## RAW DATA

-.-.-

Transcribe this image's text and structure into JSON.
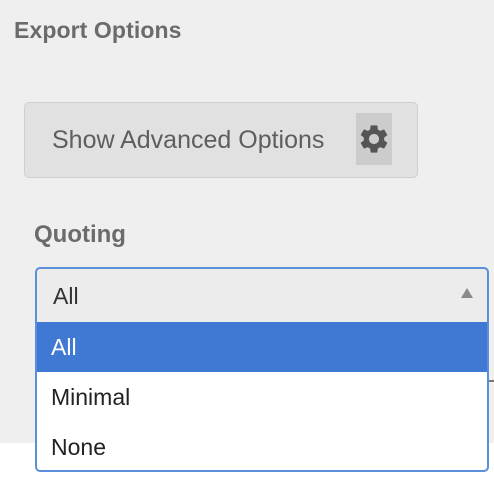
{
  "export": {
    "title": "Export Options",
    "advanced_button_label": "Show Advanced Options",
    "advanced_button_icon": "gear-icon"
  },
  "quoting": {
    "label": "Quoting",
    "selected": "All",
    "options": [
      "All",
      "Minimal",
      "None"
    ]
  },
  "colors": {
    "accent": "#3f79d3",
    "focus_border": "#5b8fd9",
    "panel_bg": "#efefef"
  }
}
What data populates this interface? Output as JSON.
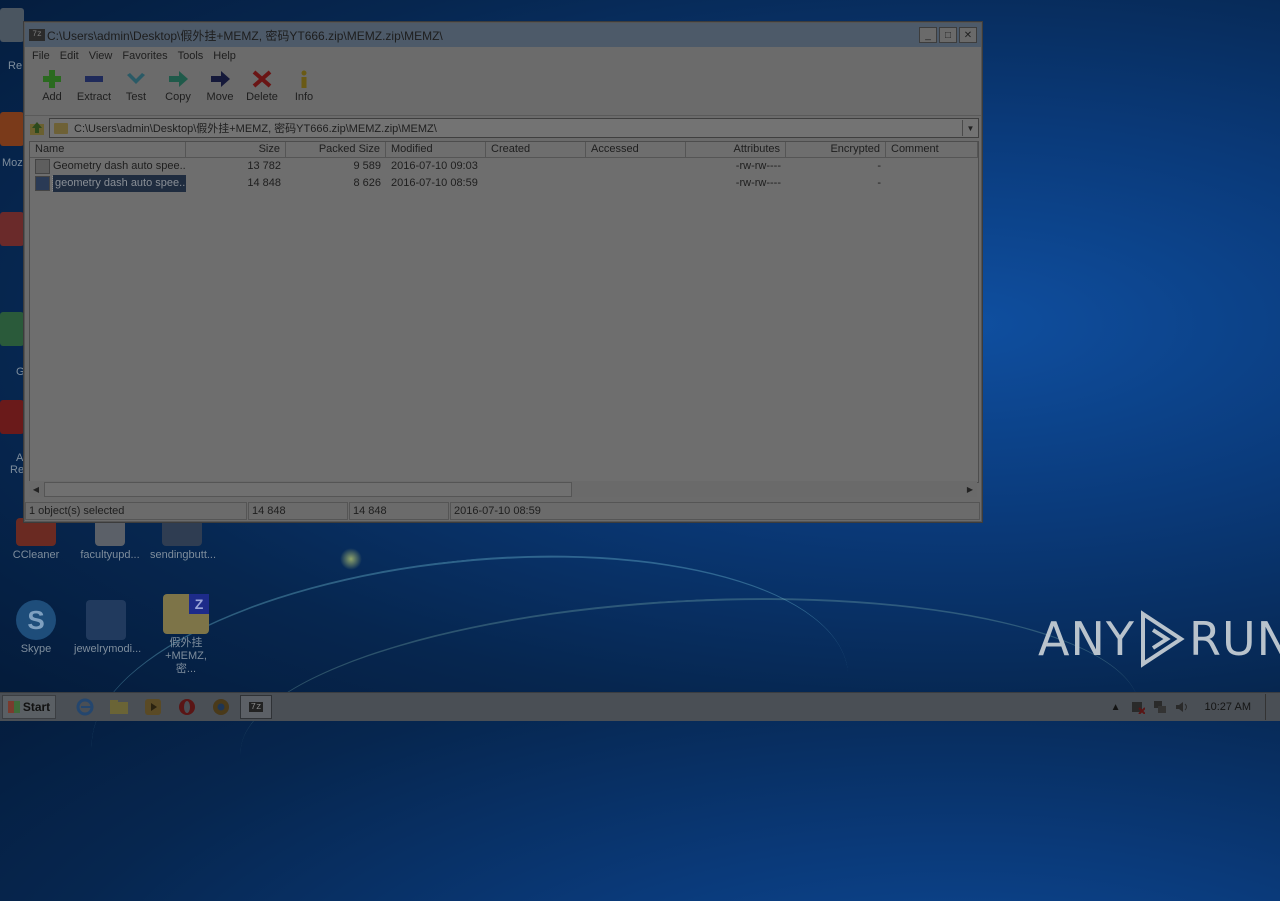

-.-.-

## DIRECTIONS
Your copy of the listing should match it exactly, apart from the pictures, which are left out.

## ANSWER TO THIS EXERCISE
Transcribe this image's text and structure into JSON.
{
  "export": {
    "title": "Export Options",
    "advanced_button_label": "Show Advanced Options",
    "advanced_button_icon": "gear-icon"
  },
  "quoting": {
    "label": "Quoting",
    "selected": "All",
    "options": [
      "All",
      "Minimal",
      "None"
    ]
  },
  "colors": {
    "accent": "#3f79d3",
    "focus_border": "#5b8fd9",
    "panel_bg": "#efefef"
  }
}
What data populates this interface? Output as JSON.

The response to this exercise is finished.